Epublishing Section Homepage
An Introduction to Ebooks
Electronic publishing of books is a major development that is quickly causing changes in the industry. Epublishing has developed rapidly over the past couple years. Different companies have launched with different strategies and ideas on how ebooks will be delivered. Will people read them on new devices known as electronic readers? Will they read them on the computer screen? Electronic devices such as palm pilots and electronic readers allow people the potential to store hundreds of books at a time. This large potential market has generated a large amount of money being poured into epublishing o develop both the hardware and the software to make this electronic transition a reality. However, encouraging people to give up their comfortable hardcover and paperback books with dog-eared pages has been no easy measure.
At first it was new upstart technology companies developing the technology and launching new brands. However, recently the traditional publishing houses have also climbed on board and are converting their lines of new releases and backlists into the available electronic delivery formats, including both ebooks and print-on-demand technology. Print-on-demand (also known as POD) allows publishers to print a single book at a time and avoid costly print runs of thousands of books. A standard for ebooks has also been developed by OEBF, an organization of publishers and technology companies. However, Adobe PDF is also a widely used format for ebooks and it competes with the OEB standard.
Because ebook technology is faster and can be implemented without the need for expensive print jobs a growing number of publishers and publishing services that produce electronic books have emerged. These companies aim to compete with the traditional publishers with new product offerings and without the expenses of regular printing. While it is good to see competition in the industry, the epublishers have been to slow to convert readers to ebooks and they face increasing competition from traditional publishers who are entering the ebook arena. However, on the plus side for the new epublishers, technology companies, including Microsoft, are working on rapidly developing software and hardware to turn book lovers into ebook readers. Even individual authors have challenged the style of traditional publishing. Horror author Stephen King is publishing a serialized novel solely on the Web with early success.
Where Do Authors Fit In?

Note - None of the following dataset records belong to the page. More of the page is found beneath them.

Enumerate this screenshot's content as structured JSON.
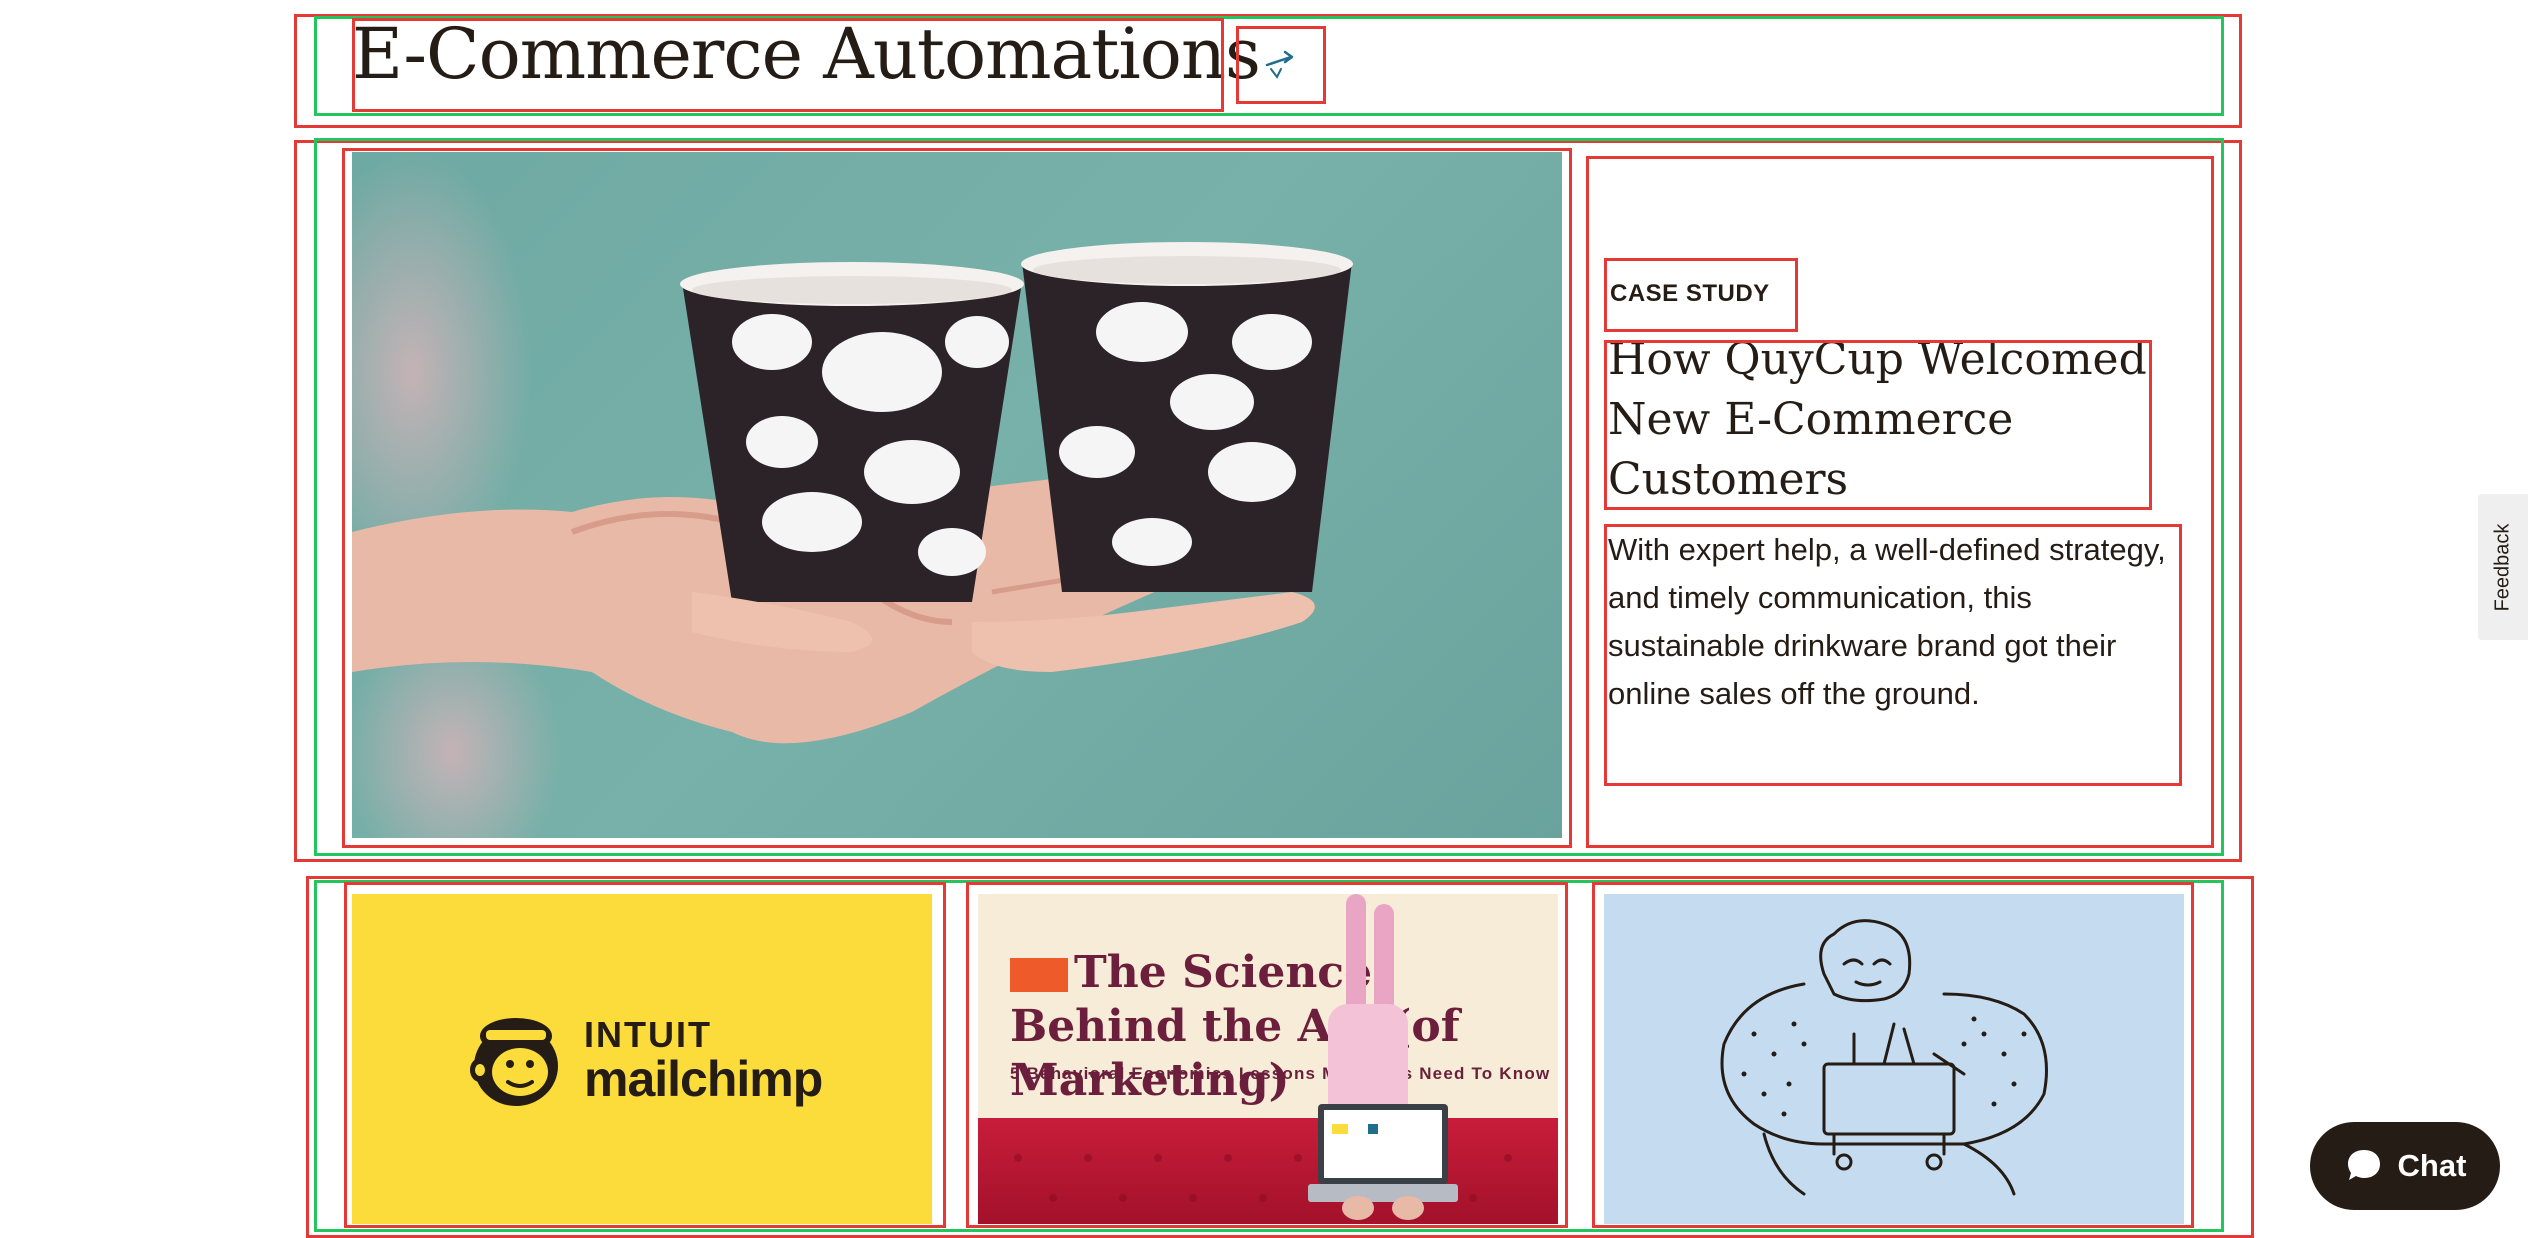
{
  "header": {
    "title": "E-Commerce Automations",
    "icon": "share-arrow-icon"
  },
  "feature": {
    "image_alt": "Two black cups with white clouds held in hands",
    "label": "CASE STUDY",
    "heading": "How QuyCup Welcomed New E-Commerce Customers",
    "description": "With expert help, a well-defined strategy, and timely communication, this sustainable drinkware brand got their online sales off the ground."
  },
  "cards": [
    {
      "logo_line1": "INTUIT",
      "logo_line2": "mailchimp",
      "background": "#fcdc3b"
    },
    {
      "title": "The Science Behind the Art (of Marketing)",
      "subtitle": "5 Behavioral Economics Lessons Marketers Need To Know",
      "background": "#f6ecd7"
    },
    {
      "illustration": "person-with-shopping-cart-illustration",
      "background": "#c5dcf0"
    }
  ],
  "feedback": {
    "label": "Feedback"
  },
  "chat": {
    "label": "Chat",
    "icon": "chat-bubble-icon"
  },
  "colors": {
    "text": "#241c15",
    "accent_red": "#e53935",
    "accent_green": "#22c55e",
    "teal": "#6fa9a3"
  }
}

Authors fit in at the same place as always. They are the most important element of ebooks, just as they are in books. Now the author just has new formats to consider, new publishers to consider and of course, new rights to consider. Just as in book publishing, a variety of electronic publishing styles exist. Some will publish your book for you for a fee (subsidy publishing), some do not charge fees but will only publish a limited amount of what they receive and some fall somewhere in between these two. Authors have to weigh the differences among these new ebook publishers, while also still considering the old publishers when making a decision about where to submit or publish their work. Some authors with technical skills may even avoid publishers altogether and create their own ebooks themselves. Whatever decision you make it is important as an author to familiarize yourself with emerging technology. At a minimum, you should at least be aware of your electronic rights and know what epublishing is.